Learn how to force a program that freezes to quit. Each operating system has it's own procedure. Learn yours.
Only install one program at a time. This way, if something causes a crash, you won't have to guess which it was. If you've isolated the problem to something on the software side, consider calling (or e-mailing) the software folks. I've found most of them to be pretty good, even when I'm using a "free" edition.
Before you send out an SOS, be sure to re-boot your computer. Amazingly, that seems to solve many software-related problems. I've noticed that sometimes I need to go through two re-boot cycles before everything settles down. Make at least a mental note of how your computer boots
up normally. How long does it take, what steps does it go through, how long does
each of these take, etc.This way you can see whether it's acting more or less normally.
Whether your problem is hardware or software related, if you're going to call for support, try to jot down an account of exactly what you did before the problem arose, and what indications you got that there was a problem. (Jot it down so you won't forget during the long wait for a real person to answer, or in case you have to repeat the story to a more senior or specialized tech.)
If you're fortunate enough to get a well-trained service rep (and I've had great luck with Dell and Apple), make sure you understand the questions you're being asked and the steps you're being told to follow. I know that when I try to help friends, sometimes I'll say "push the so-and-so button and tell me what happens," to which I get the reply "nothing happened." Sometimes nothing really happens, but sometime the screen goes blank, it changes color, the keyboard freezes, or whatever. Yes, the problem wasn't solved, but something happened, and every something can be a useful clue as to the underlying problem.
With e-mail responses, make sure the tech actually understood your problem. I think sometimes they just scan incoming help requests for key words and send back a pre-written script response based on that.
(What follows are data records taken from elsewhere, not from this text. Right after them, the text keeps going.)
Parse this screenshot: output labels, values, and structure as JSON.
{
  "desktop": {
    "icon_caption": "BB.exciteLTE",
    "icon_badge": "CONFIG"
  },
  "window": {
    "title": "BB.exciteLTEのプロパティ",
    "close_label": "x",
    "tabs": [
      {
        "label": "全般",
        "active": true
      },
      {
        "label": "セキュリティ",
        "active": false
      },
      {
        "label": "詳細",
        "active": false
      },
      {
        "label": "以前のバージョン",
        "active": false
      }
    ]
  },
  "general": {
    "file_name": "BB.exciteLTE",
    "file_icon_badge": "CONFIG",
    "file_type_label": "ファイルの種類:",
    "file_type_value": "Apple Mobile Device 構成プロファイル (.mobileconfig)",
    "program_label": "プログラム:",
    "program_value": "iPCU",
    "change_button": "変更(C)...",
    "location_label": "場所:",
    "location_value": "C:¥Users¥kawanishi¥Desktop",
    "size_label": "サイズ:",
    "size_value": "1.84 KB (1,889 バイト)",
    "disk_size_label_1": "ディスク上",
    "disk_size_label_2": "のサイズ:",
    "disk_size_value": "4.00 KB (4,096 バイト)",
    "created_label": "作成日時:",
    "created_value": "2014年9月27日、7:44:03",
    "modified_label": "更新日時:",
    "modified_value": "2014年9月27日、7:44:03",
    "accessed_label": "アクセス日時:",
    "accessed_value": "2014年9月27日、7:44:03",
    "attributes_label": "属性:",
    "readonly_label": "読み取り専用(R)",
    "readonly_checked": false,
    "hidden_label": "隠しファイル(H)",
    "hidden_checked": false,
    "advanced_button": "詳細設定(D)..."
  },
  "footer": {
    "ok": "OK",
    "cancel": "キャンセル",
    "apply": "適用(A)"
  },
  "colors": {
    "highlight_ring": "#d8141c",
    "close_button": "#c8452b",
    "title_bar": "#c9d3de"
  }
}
If that helps, fine, but if it's clear that no one actually read your question, refrain from being nasty about it, and ask again. (It's amazing how something that seems so clear to you when you write it can be legitimately misinterpreted by someone else.)
In sum, the best way to deal with tech support is not to have to deal with them at all. If you do have to make the call (and save the fone number on a piece of paper somewhere; if it's only in the Contacts List on an inoperable computer it won't help you), try to use it as a lesson about some aspect of computer operations -- a lesson you might apply in the future to avoid having to make yet another call.